Unique to the Ioniq Plug-in Hybrid, the navigation system has ‘ECO-DAS’ technology with predictive energy management, which optimises the battery charge and discharge, as well as a coasting guide.
What does it cost?
Like the all-electric version, the Ioniq Plug-in is only available in Premium and Premium SE trims, and not the standard Hybrid’s entry‑level SE grade.
Before the government’s £2,500 Plug-in Car Grant (PiCG), the Plug-in Premium costs £27,495, the range-topping Premium SE – our test car’s trim – starts from £29,295. Deduct the PiCG and the price drops to £24,995 and £26,795 respectively.
Perhaps the plug-in Hyundai’s most direct rival in terms of space, looks, and concept, the Toyota Prius Plug-in is considerably more expensive. The Japanese car starts at £29,195 for the Business Edition Plus with the PiCG deducted, rising to £31,395 for the high-spec Excel model.
Premium spec offers 16-inch alloy wheels, an 8-inch integrated satellite navigation unit with Bluetooth, Apple CarPlay and Android Auto connectivity, cruise control, heated seats and steering wheel, LED head and tail lights, rear park assist system, and wireless smartphone charging.
A host of technology keeps safety in check, while moving up to Premium SE grade adds blind spot detection and a front park assist system. Other additional features include alloy pedals, electrically-adjustable memory-function driver’s seat, front seat ventilation, and rain sensing wipers.
How much does it cost to tax?
The Ioniq Plug-in Hybrid has CO2 emissions of 26g/km (4g/km more than the Prius Plug-in) which allows it to sit in the first band of VED which costs. With the £10 alternative fuel discount applied, the Ioniq Plug-in is exempt from VED in the first year, and costs £130 per year thereafter.
That’s a potential £120 saving in the first year when compared to the non-socketed Ioniq, but it’s worth remembering that car is a fair bit cheaper to buy in the first place. All Ioniq Plug-ins currently attract a nine per cent Benefit in Kind rate, around half that of the hybrid car.
Why does my fleet need one?
Our admiration for the Ioniq Hybrid is heightened by the Plug-in model. While we’d still take the all-electric version of Hyundai’s family car over either of its petrol-electric sisters, the Ioniq Plug-in offers a good compromise between all-electric running and range, and the ‘safety blanket’ of conventionally-fuel back-up.
While it wasn’t as economical as the Toyota Prius Plug-in in real-world use, the Ioniq is cheaper, has less challenging looks, is just as practical and is less daunting inside if you’re not used to electrified powertrain driving.
Just like the Ioniq Hybrid and Ioniq Electric, the Ioniq Plug-in is competitively priced, comfortable and well‑specified.
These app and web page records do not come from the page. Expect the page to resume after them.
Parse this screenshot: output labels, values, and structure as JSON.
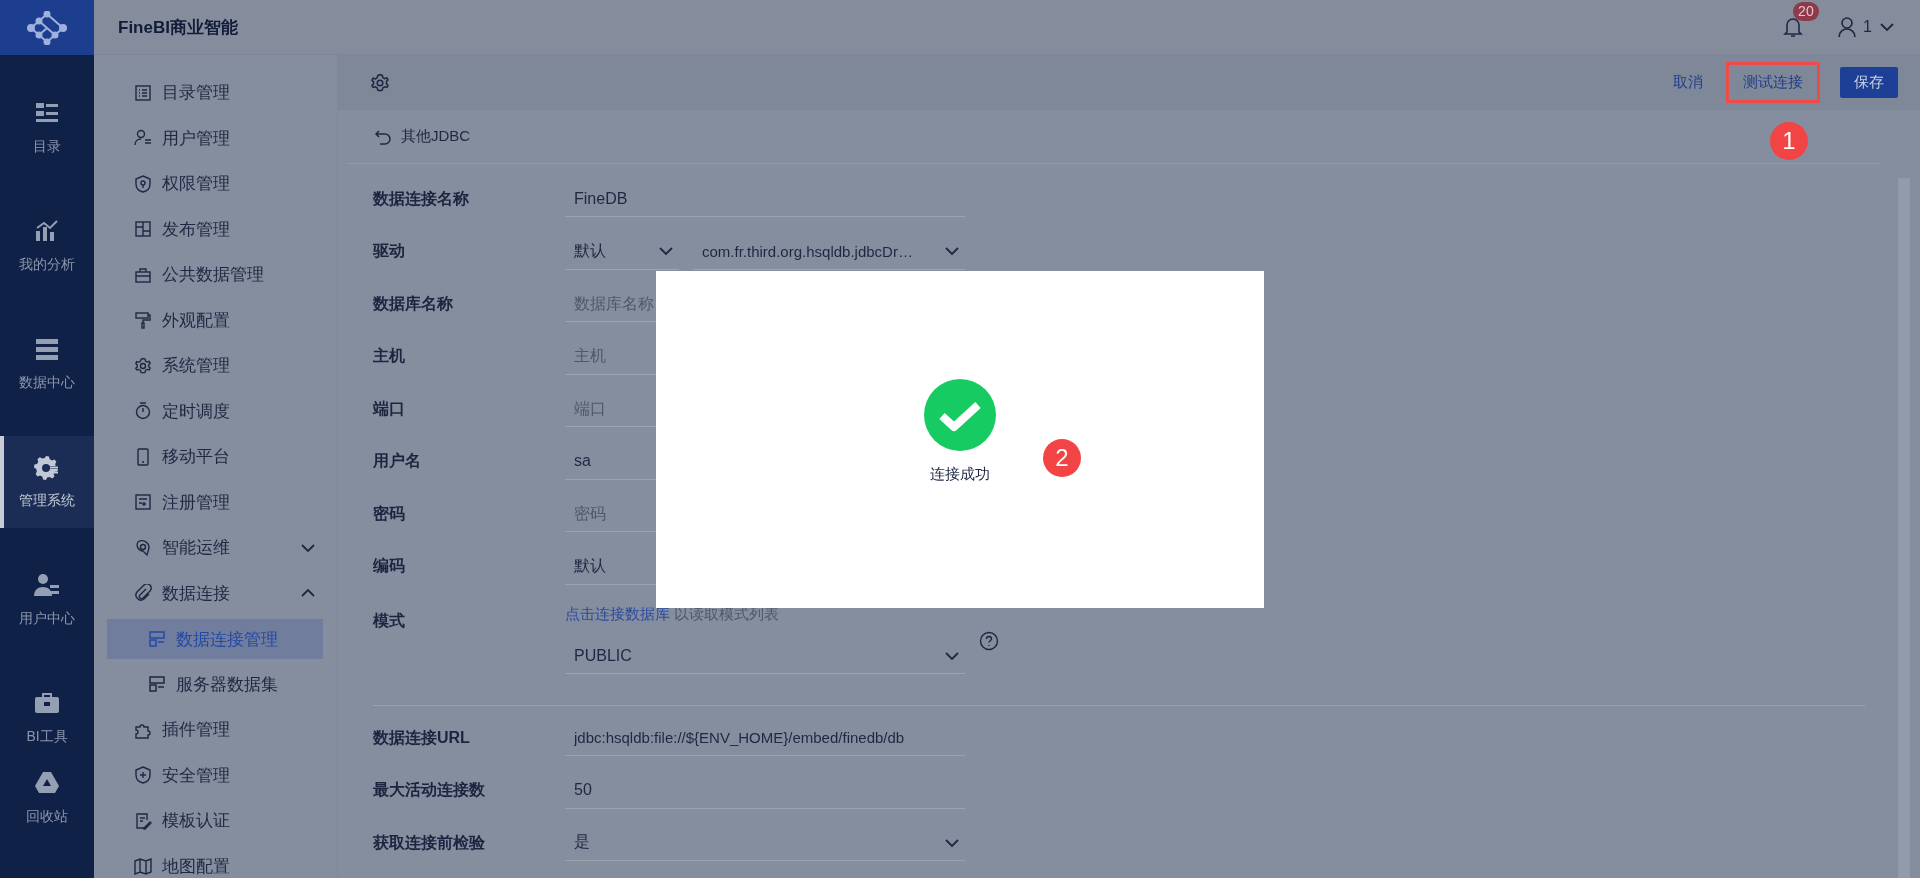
{
  "app": {
    "title": "FineBI商业智能"
  },
  "header": {
    "notification_count": "20",
    "user_name": "1"
  },
  "rail": [
    {
      "label": "目录",
      "selected": false
    },
    {
      "label": "我的分析",
      "selected": false
    },
    {
      "label": "数据中心",
      "selected": false
    },
    {
      "label": "管理系统",
      "selected": true
    },
    {
      "label": "用户中心",
      "selected": false
    },
    {
      "label": "BI工具",
      "selected": false
    },
    {
      "label": "回收站",
      "selected": false
    }
  ],
  "menu": [
    {
      "label": "目录管理",
      "selected": false
    },
    {
      "label": "用户管理",
      "selected": false
    },
    {
      "label": "权限管理",
      "selected": false
    },
    {
      "label": "发布管理",
      "selected": false
    },
    {
      "label": "公共数据管理",
      "selected": false
    },
    {
      "label": "外观配置",
      "selected": false
    },
    {
      "label": "系统管理",
      "selected": false
    },
    {
      "label": "定时调度",
      "selected": false
    },
    {
      "label": "移动平台",
      "selected": false
    },
    {
      "label": "注册管理",
      "selected": false
    },
    {
      "label": "智能运维",
      "selected": false,
      "expanded": false
    },
    {
      "label": "数据连接",
      "selected": false,
      "expanded": true,
      "children": [
        {
          "label": "数据连接管理",
          "selected": true
        },
        {
          "label": "服务器数据集",
          "selected": false
        }
      ]
    },
    {
      "label": "插件管理",
      "selected": false
    },
    {
      "label": "安全管理",
      "selected": false
    },
    {
      "label": "模板认证",
      "selected": false
    },
    {
      "label": "地图配置",
      "selected": false
    }
  ],
  "toolbar": {
    "buttons": [
      {
        "label": "取消",
        "kind": "link",
        "outlined": false
      },
      {
        "label": "测试连接",
        "kind": "link",
        "outlined": true
      },
      {
        "label": "保存",
        "kind": "primary",
        "outlined": false
      }
    ]
  },
  "back": {
    "label": "其他JDBC"
  },
  "form": {
    "sections": [
      {
        "fields": [
          {
            "label": "数据连接名称",
            "kind": "text",
            "value": "FineDB"
          },
          {
            "label": "驱动",
            "kind": "double_select",
            "values": [
              "默认",
              "com.fr.third.org.hsqldb.jdbcDr…"
            ]
          },
          {
            "label": "数据库名称",
            "kind": "text",
            "placeholder": "数据库名称"
          },
          {
            "label": "主机",
            "kind": "text",
            "placeholder": "主机"
          },
          {
            "label": "端口",
            "kind": "text",
            "placeholder": "端口"
          },
          {
            "label": "用户名",
            "kind": "text",
            "value": "sa"
          },
          {
            "label": "密码",
            "kind": "text",
            "placeholder": "密码"
          },
          {
            "label": "编码",
            "kind": "text",
            "value": "默认"
          },
          {
            "label": "模式",
            "kind": "schema",
            "link": "点击连接数据库",
            "hint": "以读取模式列表",
            "value": "PUBLIC"
          }
        ]
      },
      {
        "fields": [
          {
            "label": "数据连接URL",
            "kind": "text",
            "value": "jdbc:hsqldb:file://${ENV_HOME}/embed/finedb/db"
          },
          {
            "label": "最大活动连接数",
            "kind": "text",
            "value": "50"
          },
          {
            "label": "获取连接前检验",
            "kind": "select",
            "value": "是"
          }
        ]
      }
    ]
  },
  "dialog": {
    "message": "连接成功"
  },
  "callouts": [
    {
      "label": "1"
    },
    {
      "label": "2"
    }
  ]
}
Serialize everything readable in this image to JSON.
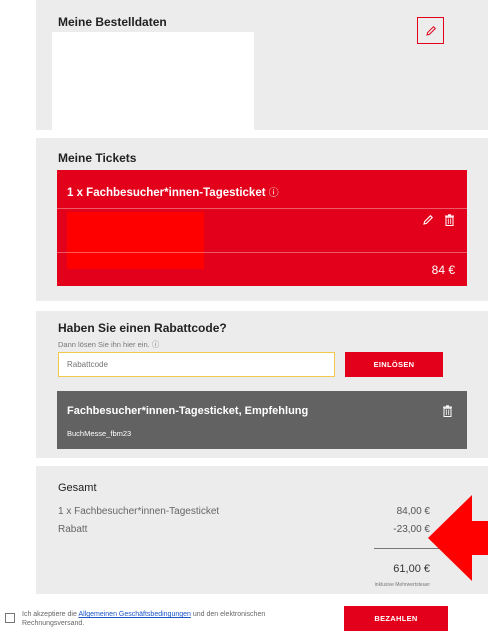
{
  "bestelldaten": {
    "title": "Meine Bestelldaten"
  },
  "tickets": {
    "title": "Meine Tickets",
    "ticket_name": "1 x Fachbesucher*innen-Tagesticket",
    "info_icon": "info-icon",
    "price": "84 €"
  },
  "rabatt": {
    "title": "Haben Sie einen Rabattcode?",
    "subtitle": "Dann lösen Sie ihn hier ein. ⓘ",
    "placeholder": "Rabattcode",
    "button": "EINLÖSEN",
    "coupon_title": "Fachbesucher*innen-Tagesticket, Empfehlung",
    "coupon_code": "BuchMesse_fbm23"
  },
  "gesamt": {
    "title": "Gesamt",
    "rows": [
      {
        "label": "1 x Fachbesucher*innen-Tagesticket",
        "value": "84,00 €"
      },
      {
        "label": "Rabatt",
        "value": "-23,00 €"
      }
    ],
    "total": "61,00 €",
    "tax_note": "inklusive Mehrwertsteuer"
  },
  "footer": {
    "terms_prefix": "Ich akzeptiere die ",
    "terms_link": "Allgemeinen Geschäftsbedingungen",
    "terms_suffix": " und den elektronischen Rechnungsversand.",
    "pay_button": "BEZAHLEN"
  },
  "colors": {
    "accent": "#e2001a",
    "panel": "#ececec",
    "coupon": "#626262"
  }
}
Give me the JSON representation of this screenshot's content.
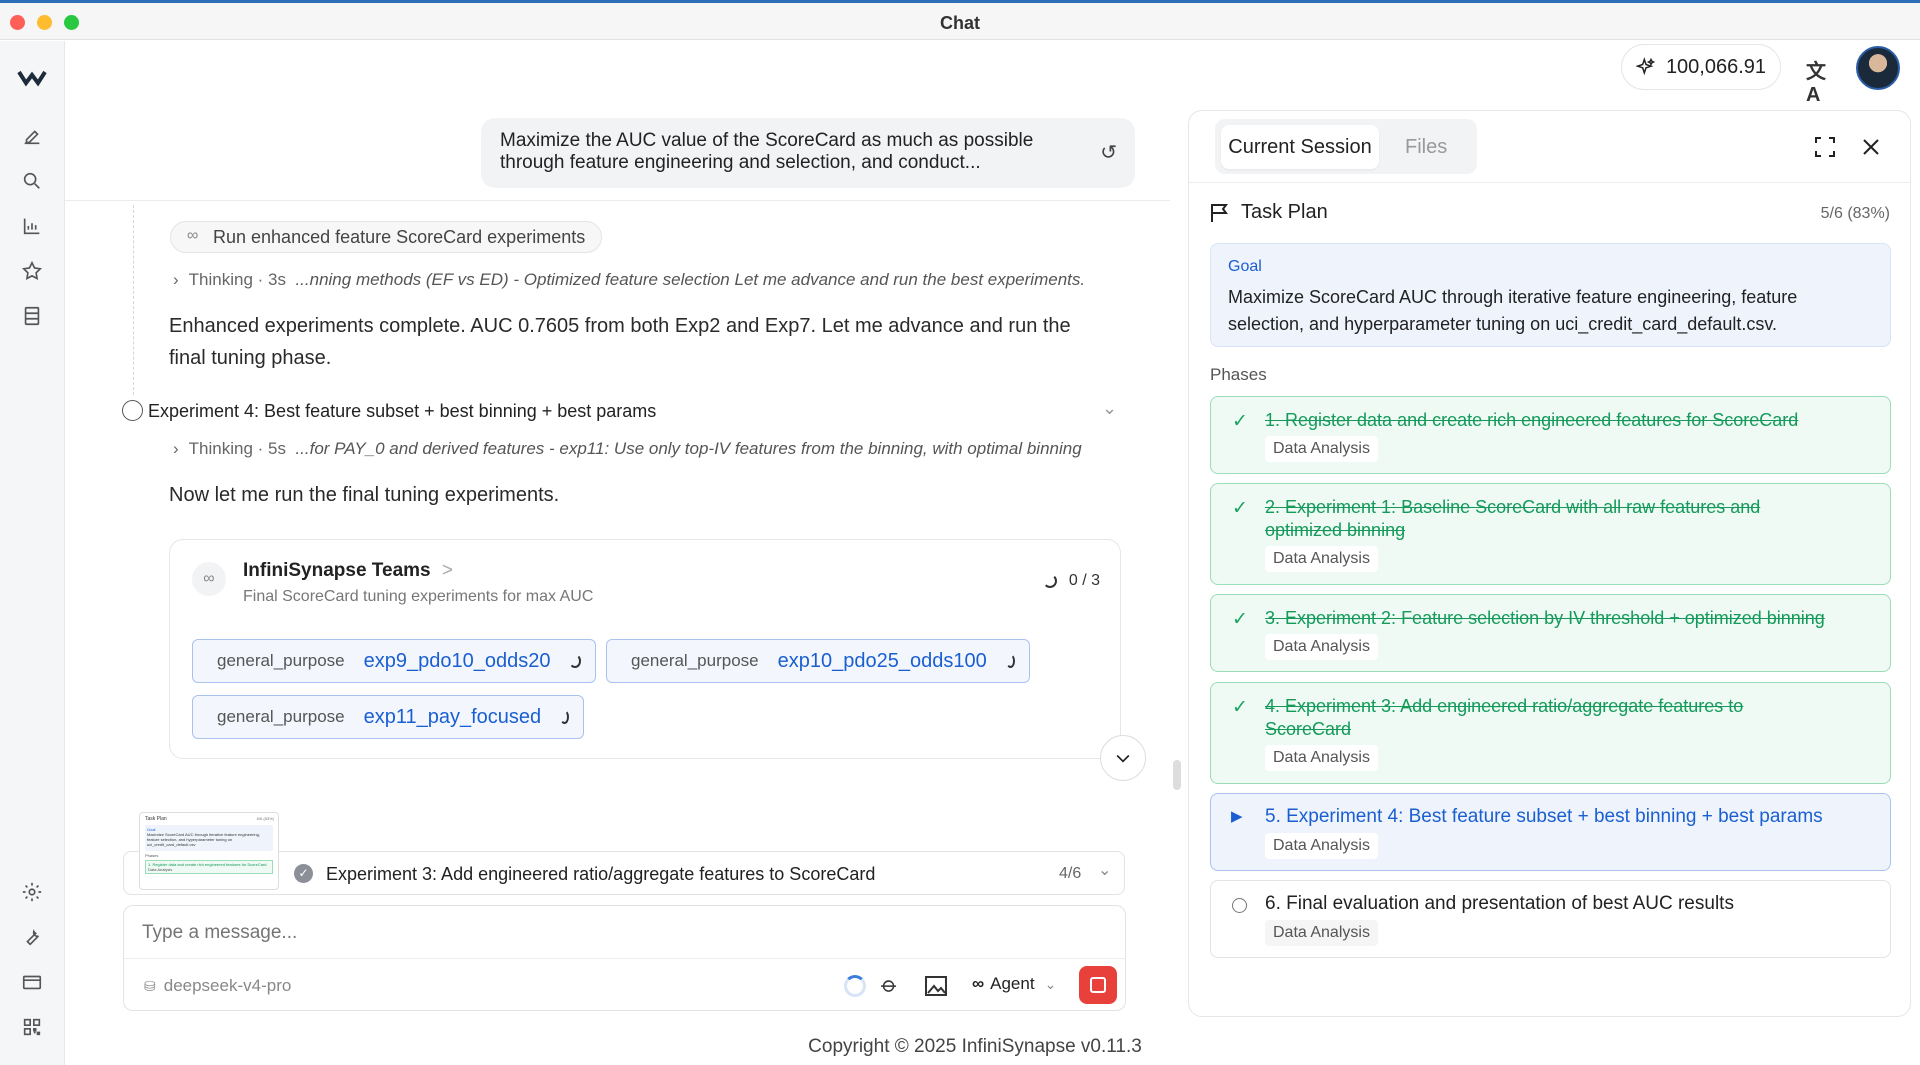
{
  "window": {
    "title": "Chat"
  },
  "topbar": {
    "credits": "100,066.91"
  },
  "chat": {
    "user_message": "Maximize the AUC value of the ScoreCard as much as possible through feature engineering and selection, and conduct...",
    "chip_label": "Run enhanced feature ScoreCard experiments",
    "thinking1_meta": "Thinking · 3s",
    "thinking1_text": "...nning methods (EF vs ED) - Optimized feature selection Let me advance and run the best experiments.",
    "para1_line1": "Enhanced experiments complete. AUC 0.7605 from both Exp2 and Exp7. Let me advance and run the",
    "para1_line2": "final tuning phase.",
    "step_title": "Experiment 4: Best feature subset + best binning + best params",
    "thinking2_meta": "Thinking · 5s",
    "thinking2_text": "...for PAY_0 and derived features - exp11: Use only top-IV features from the binning, with optimal binning",
    "para2": "Now let me run the final tuning experiments.",
    "teams": {
      "title": "InfiniSynapse Teams",
      "arrow": ">",
      "subtitle": "Final ScoreCard tuning experiments for max AUC",
      "progress": "0 / 3",
      "agents": [
        {
          "kind": "general_purpose",
          "name": "exp9_pdo10_odds20"
        },
        {
          "kind": "general_purpose",
          "name": "exp10_pdo25_odds100"
        },
        {
          "kind": "general_purpose",
          "name": "exp11_pay_focused"
        }
      ]
    },
    "plan_bar": {
      "label": "Experiment 3: Add engineered ratio/aggregate features to ScoreCard",
      "count": "4/6"
    },
    "input": {
      "placeholder": "Type a message...",
      "model": "deepseek-v4-pro",
      "mode": "Agent"
    },
    "thumb": {
      "title": "Task Plan",
      "count": "5/6 (83%)",
      "goal": "Goal",
      "goal_text": "Maximize ScoreCard AUC through iterative feature engineering, feature selection, and hyperparameter tuning on uci_credit_card_default.csv",
      "phases": "Phases",
      "phase1": "1. Register data and create rich engineered features for ScoreCard",
      "tag": "Data Analysis"
    }
  },
  "copyright": "Copyright © 2025 InfiniSynapse v0.11.3",
  "panel": {
    "tabs": [
      "Current Session",
      "Files"
    ],
    "plan_title": "Task Plan",
    "progress": "5/6 (83%)",
    "goal_label": "Goal",
    "goal_line1": "Maximize ScoreCard AUC through iterative feature engineering, feature",
    "goal_line2": "selection, and hyperparameter tuning on uci_credit_card_default.csv.",
    "phases_label": "Phases",
    "phases": [
      {
        "l1": "1. Register data and create rich engineered features for ScoreCard",
        "l2": "",
        "tag": "Data Analysis",
        "status": "done"
      },
      {
        "l1": "2. Experiment 1: Baseline ScoreCard with all raw features and",
        "l2": "optimized binning",
        "tag": "Data Analysis",
        "status": "done"
      },
      {
        "l1": "3. Experiment 2: Feature selection by IV threshold + optimized binning",
        "l2": "",
        "tag": "Data Analysis",
        "status": "done"
      },
      {
        "l1": "4. Experiment 3: Add engineered ratio/aggregate features to",
        "l2": "ScoreCard",
        "tag": "Data Analysis",
        "status": "done"
      },
      {
        "l1": "5. Experiment 4: Best feature subset + best binning + best params",
        "l2": "",
        "tag": "Data Analysis",
        "status": "active"
      },
      {
        "l1": "6. Final evaluation and presentation of best AUC results",
        "l2": "",
        "tag": "Data Analysis",
        "status": "pending"
      }
    ]
  }
}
It also enjoys the same easy-to-drive nature, and feeling of a ‘normal’ car, one of the characteristics Hyundai was striving for. The South Korean company has scored with the final iteration of the Ioniq.
As with its EV and petrol-electric sisters, there is a five-year unlimited mileage warranty package (with additional high voltage battery cover of eight years or 125,000 miles), and although it costs more outright than the all‑electric Ioniq post‑PiCG deduction, the security of the petrol engine reserve will comfort some.
A more enjoyable car than the standard Ioniq Hybrid, the Ioniq Plug-in has even greater appeal to environmentally‑attuned fleets.